====== Material for the task
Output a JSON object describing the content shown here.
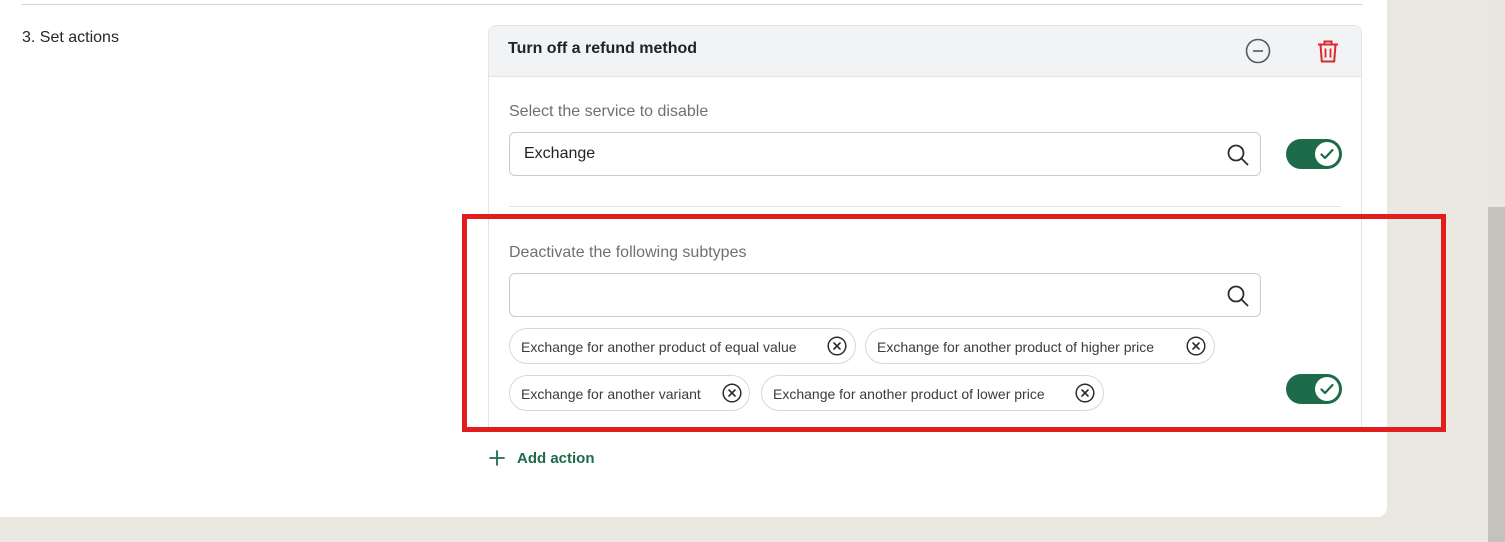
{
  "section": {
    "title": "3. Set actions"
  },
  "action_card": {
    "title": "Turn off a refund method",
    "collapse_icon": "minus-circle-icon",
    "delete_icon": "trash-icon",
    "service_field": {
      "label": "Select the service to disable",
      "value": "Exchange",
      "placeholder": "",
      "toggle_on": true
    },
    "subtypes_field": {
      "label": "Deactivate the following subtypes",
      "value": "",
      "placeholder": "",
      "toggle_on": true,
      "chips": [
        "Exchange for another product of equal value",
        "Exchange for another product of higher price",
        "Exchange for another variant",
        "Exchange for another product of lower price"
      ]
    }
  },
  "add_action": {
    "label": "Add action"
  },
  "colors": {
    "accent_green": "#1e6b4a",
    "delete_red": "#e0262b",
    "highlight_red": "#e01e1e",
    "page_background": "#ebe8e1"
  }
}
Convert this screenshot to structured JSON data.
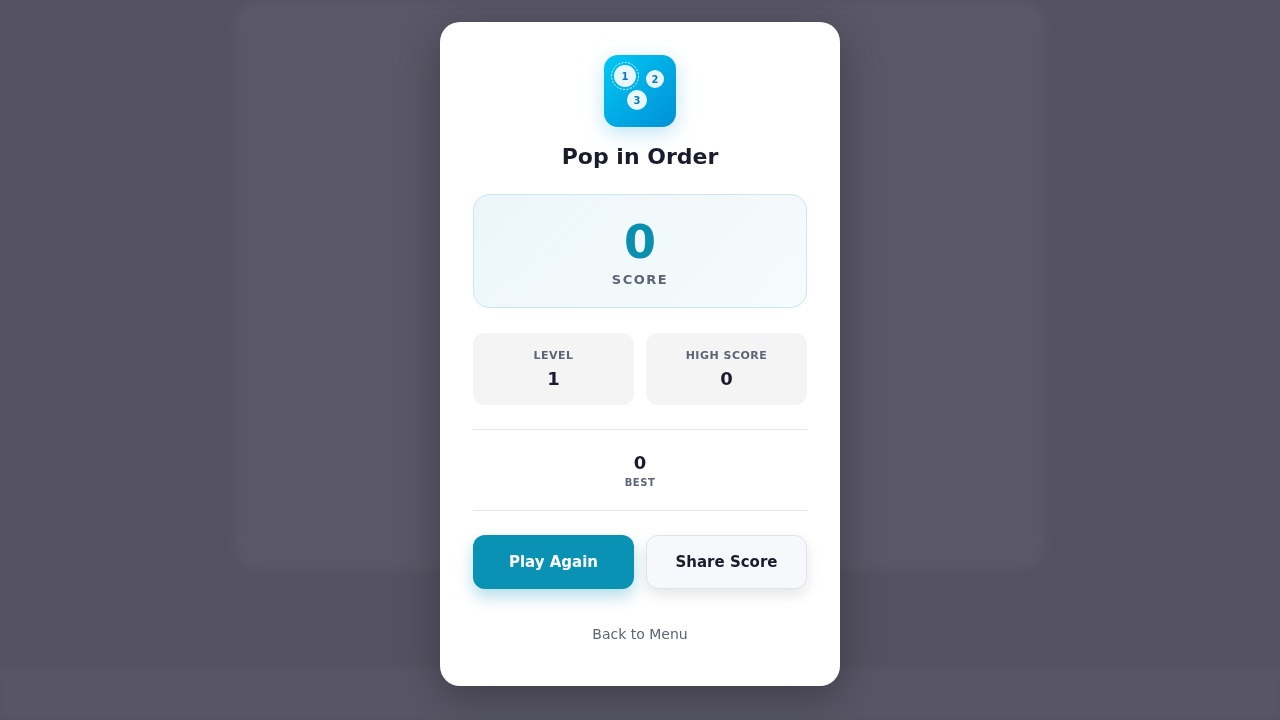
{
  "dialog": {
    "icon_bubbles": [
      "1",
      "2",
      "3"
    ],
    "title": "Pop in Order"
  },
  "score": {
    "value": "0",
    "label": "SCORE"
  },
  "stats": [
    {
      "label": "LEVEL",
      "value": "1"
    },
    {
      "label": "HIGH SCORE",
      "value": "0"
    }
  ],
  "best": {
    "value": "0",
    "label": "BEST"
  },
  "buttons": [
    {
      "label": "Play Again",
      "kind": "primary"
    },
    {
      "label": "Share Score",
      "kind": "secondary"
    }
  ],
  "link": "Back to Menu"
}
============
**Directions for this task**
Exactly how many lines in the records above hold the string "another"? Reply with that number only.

**Task answer**
4